  1. irie says:

    An excellent reading. I will like to further elaborate on your article in relation to current happenings in the United States.

    We can also safely state that Money + Politicians = makes democracy invalid.

    This reminds me of a plutocracy, where the men (and women) who are wealthy are actually the ones with the most power. Instead of describing America’s economic system as capitalistic, I would in favor lean towards the term plutocracy, where lobbying and huge campaign donations are integrated in American politics.

    It becomes crystal clear that the selected few who do have the means can buy policies that fit their best interests. And what are their interests? To plunder the system and make more money in whichever sector they are specialized in. Public servants who actually have the power to vote and who also pay the large chunk of taxes are actually the ones that enjoy the left-over benefits.

    So, at least for the American political system which help create this current economic crises, the questions we should ask are;

    How should we de-concentrate the power of those wealthy few, in order to give power back to the people, communities and such?

    Or, a question that I think is closer to a pragmatic solution is (thanks to Kalmera views) ;

    How can we, the people, with the right interests in place (social, ecological and a fair economic system), form communities big and loud enough where politicians can not avoid listening to our demands anymore.

    I’m pretty sure politicians in the states take the Wall Street protests very seriously and will do their utmost to quieten things down. They are afraid if it takes more tract it will gain more legitimacy, enabling the right conditions where it can’t escape the mass public anymore. If you pay close attention to the American media, this is already happening. The influenced media is mocking the protests, labeling the activists as hippies and leaving snide remarks live on the air.

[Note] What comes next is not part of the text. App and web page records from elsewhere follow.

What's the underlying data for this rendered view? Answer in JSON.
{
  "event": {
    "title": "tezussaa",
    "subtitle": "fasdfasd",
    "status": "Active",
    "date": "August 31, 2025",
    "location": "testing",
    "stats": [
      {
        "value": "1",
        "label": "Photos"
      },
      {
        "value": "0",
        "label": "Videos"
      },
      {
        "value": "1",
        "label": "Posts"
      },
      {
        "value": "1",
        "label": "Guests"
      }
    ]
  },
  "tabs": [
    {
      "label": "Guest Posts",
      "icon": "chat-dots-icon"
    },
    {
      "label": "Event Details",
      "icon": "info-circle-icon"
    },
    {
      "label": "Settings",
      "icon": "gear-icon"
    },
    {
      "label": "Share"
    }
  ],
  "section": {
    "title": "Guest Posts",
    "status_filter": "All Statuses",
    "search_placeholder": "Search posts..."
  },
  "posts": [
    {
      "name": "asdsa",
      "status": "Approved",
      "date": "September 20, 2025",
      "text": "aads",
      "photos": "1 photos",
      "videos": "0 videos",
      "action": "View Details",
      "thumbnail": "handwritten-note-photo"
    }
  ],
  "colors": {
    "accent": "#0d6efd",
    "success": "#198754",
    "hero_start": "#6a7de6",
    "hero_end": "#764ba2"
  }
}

    As Kalmera’s article pointed out the power of communities, we should never forget this fact. In the last year alone, especially in the Middle East, there’s enough evidence of what communities, mutual support and active gatherings can change the tide of a political system who are willing to adapt their current economic system. We should therefore never lose our optimism and our sight of a better world!